President Barack Obama announced today that he had invited Congressional Republican leaders to come to the White House to discuss ways of the avoiding the "fiscal cliff."
Updated: 3:45 p.m.
President Barack Obama said today he would demand tax increases on people making more than $250,000 and new stimulus measures in talks next week with Congressional leaders on averting the “fiscal cliff” at the end of the year.
Speaking in the East Room at the White House, Obama said he was “encouraged” by Speaker John Boehner’s (R-Ohio) offer of new tax revenue as part of a broad deficit reduction deal, but he rejected the idea that he didn’t have a mandate to raise taxes on the wealthy.
“This was a central question of the election,” Obama said, contending that a majority of people agreed with his position, including Democrats, independents and a lot of Republicans.
“Our job now is to get a majority in Congress to reflect the will of the American people,” he said.
Obama also said that his immediate priority is the economy. “Our top priority has to be jobs and growth,” he said. He outlined his agenda, including rewarding businesses that create jobs, boosting clean energy, hiring veterans and rebuilding infrastructure.
Obama called on the House to clear a Senate-passed middle-class tax relief bill immediately to ensure that 98 percent of American families and 97 percent of small businesses won’t see an income tax increase.
“I’ve got the pen,” Obama said, adding that he’s “ready to sign the bill right away.”
Obama added that voters “said loud and clear they won’t tolerate dysfunction, they won’t tolerate politicians who say compromise is a dirty word.”
To that end, he said that he isn’t wedded to every item in his deficit reduction plan and would be open to hearing alternate ways of getting revenue from Boehner next week.
White House Press Secretary Jay Carney reiterated Obama’s threat to veto any bill that extends the Bush tax breaks for those making more than $250,000 in a press conference today. But Carney said Obama was open to the idea of tax reform, and noted that the president has proposed other ways to raise revenue from the wealthy, including limiting their deductions and the Buffett Rule, which would set a minimum 30 percent effective tax rate for income over $1 million.
And Carney wouldn’t rule out including Social Security in a deal with Boehner. Republican leaders want Social Security to be part of the discussion, but Senate Majority Leader Harry Reid (D-Nev.) opposed that idea earlier this week.
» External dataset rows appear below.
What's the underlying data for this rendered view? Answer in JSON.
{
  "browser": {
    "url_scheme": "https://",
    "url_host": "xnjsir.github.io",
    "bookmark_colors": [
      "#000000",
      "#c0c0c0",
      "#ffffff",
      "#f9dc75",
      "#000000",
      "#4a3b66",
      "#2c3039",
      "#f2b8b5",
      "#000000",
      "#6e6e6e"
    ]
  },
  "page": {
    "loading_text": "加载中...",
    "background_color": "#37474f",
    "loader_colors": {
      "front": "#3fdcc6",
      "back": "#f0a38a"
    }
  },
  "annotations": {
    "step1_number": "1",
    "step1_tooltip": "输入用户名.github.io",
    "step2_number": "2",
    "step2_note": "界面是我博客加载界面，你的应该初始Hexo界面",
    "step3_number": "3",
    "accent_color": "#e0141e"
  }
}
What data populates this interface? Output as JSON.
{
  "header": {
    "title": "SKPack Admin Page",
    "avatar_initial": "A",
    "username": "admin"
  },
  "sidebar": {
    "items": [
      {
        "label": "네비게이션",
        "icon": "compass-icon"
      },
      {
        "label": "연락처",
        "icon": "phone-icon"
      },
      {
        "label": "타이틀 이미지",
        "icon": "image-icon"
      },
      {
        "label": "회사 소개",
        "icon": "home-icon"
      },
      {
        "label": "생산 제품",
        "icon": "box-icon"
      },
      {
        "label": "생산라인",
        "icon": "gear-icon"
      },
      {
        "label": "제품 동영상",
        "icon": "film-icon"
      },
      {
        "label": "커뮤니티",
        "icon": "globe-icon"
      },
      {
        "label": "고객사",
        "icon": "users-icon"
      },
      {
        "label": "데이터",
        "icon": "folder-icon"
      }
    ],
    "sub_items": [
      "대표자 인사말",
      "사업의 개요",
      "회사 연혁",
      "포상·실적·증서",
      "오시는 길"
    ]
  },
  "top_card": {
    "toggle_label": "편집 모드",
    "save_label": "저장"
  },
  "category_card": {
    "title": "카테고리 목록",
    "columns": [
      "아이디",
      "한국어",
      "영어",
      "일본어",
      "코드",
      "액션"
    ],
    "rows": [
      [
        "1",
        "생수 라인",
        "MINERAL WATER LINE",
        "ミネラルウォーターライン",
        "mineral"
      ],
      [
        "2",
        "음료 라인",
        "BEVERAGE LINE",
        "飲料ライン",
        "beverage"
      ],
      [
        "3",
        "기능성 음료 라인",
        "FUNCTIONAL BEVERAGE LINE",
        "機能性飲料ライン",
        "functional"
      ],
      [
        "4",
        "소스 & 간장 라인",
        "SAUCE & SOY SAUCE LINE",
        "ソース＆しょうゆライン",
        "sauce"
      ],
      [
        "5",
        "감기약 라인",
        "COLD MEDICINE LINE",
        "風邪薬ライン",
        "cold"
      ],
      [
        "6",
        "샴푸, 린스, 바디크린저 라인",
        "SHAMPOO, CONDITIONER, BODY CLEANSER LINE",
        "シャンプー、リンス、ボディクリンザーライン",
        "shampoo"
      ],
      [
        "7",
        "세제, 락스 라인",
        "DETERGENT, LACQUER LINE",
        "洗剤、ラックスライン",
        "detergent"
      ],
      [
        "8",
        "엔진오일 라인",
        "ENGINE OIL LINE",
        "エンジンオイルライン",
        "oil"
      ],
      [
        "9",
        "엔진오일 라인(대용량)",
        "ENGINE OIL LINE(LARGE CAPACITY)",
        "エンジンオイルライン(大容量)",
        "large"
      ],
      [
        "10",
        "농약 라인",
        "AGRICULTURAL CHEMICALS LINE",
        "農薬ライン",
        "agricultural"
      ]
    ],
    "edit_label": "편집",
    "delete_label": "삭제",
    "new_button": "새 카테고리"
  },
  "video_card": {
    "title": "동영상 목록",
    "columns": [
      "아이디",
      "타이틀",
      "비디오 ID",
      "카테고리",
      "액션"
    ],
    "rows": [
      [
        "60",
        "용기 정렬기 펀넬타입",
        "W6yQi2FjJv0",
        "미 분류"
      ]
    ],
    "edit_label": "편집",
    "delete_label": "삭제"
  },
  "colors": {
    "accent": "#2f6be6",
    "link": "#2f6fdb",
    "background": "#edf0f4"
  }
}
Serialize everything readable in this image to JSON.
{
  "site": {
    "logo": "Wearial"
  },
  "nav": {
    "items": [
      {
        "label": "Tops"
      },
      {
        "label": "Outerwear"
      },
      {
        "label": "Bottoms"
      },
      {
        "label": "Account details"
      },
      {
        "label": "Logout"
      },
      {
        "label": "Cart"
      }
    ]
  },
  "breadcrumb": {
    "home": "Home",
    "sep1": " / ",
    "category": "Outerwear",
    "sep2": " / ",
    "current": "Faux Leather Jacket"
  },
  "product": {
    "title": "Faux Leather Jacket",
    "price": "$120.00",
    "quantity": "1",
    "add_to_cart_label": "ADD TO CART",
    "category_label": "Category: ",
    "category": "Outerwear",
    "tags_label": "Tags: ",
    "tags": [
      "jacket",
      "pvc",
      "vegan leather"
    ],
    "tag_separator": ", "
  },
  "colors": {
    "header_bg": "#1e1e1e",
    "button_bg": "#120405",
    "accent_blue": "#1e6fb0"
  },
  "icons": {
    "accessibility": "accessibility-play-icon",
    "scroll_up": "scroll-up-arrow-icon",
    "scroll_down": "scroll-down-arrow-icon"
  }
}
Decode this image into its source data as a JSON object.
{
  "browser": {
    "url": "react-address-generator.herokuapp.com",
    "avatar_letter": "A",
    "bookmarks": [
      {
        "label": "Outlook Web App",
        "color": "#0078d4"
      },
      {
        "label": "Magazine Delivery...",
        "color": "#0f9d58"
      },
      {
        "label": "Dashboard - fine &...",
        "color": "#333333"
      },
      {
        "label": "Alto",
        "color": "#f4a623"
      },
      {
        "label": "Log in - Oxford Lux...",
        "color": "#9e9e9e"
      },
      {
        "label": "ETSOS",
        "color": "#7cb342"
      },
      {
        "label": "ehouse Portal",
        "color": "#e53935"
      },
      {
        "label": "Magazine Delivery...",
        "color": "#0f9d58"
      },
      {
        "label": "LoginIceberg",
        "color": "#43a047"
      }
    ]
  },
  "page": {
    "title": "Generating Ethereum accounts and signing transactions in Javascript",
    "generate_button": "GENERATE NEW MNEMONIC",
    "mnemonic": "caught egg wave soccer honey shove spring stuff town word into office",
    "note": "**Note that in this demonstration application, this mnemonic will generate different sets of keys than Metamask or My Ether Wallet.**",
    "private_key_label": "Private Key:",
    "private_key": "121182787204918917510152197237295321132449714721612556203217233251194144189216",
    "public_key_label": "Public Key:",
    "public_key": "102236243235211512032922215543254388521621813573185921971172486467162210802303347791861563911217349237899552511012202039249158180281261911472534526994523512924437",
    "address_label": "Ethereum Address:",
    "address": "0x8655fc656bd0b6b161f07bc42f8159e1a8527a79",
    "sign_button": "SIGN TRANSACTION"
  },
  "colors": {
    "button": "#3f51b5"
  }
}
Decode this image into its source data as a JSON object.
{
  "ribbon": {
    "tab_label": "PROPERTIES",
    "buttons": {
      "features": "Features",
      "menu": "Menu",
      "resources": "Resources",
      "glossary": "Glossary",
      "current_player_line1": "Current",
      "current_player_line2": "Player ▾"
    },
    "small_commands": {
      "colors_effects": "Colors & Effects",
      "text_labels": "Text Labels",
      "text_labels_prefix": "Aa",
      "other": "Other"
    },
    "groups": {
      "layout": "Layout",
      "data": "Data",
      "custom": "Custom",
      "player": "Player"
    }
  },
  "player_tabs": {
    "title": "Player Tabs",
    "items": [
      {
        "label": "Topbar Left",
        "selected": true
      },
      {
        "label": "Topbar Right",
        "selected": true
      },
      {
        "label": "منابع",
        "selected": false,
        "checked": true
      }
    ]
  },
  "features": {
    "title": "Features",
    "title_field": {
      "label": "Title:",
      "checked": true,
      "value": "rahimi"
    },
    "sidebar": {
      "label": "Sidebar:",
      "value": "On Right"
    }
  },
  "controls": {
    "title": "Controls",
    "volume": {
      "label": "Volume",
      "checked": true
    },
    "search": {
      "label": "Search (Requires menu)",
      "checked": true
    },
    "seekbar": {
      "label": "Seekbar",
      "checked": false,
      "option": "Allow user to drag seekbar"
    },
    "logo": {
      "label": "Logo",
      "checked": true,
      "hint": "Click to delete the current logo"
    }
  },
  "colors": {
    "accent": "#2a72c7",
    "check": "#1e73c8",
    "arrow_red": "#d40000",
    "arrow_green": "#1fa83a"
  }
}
“This is something we can and should address,” Carney said about Social Security, although he said it is not the principal issue with the deficit.
The posturing appeared aimed at pressuring the GOP as the one holding the middle-class hostage if they don’t come to the bargaining table with a deal and the cliff is reached. Obama used the same tactic last year successfully to get Republicans to extend the payroll tax cut.
Obama has invited leaders to the White House next week to begin negotiations on how to deal with the expiring Bush-era tax cuts, $1.2 billion in automatic spending cuts and another hike in the debt ceiling.
Carney said that the meeting with Congressional leaders will take place next Friday. Obama will also hold a press conference on Wednesday.
Earlier today, Boehner reiterated his stance that tax rate hikes are off the table, but he said that deductions on business and personal income should be part of the negotiations.
“I propose that we avert the fiscal cliff in a manner that ensures that 2013 is the year our government finally comes to grips with the major problems that are facing us,” he said.
Senate Minority Leader Mitch McConnell (R-Ky.) has joined Boehner in reiterating that Republicans will not raise tax rates as part of any potential budget deal.
Boehner has repeatedly warned that Republicans could not support any increase in tax rates but has said Republicans would support revenue via tax reform, which would include cutting tax loopholes and deductions and lowering rates.
Obama did not mention another extension of the payroll tax cut, which is controversial both in his administration and on Capitol Hill, where Democrats are split.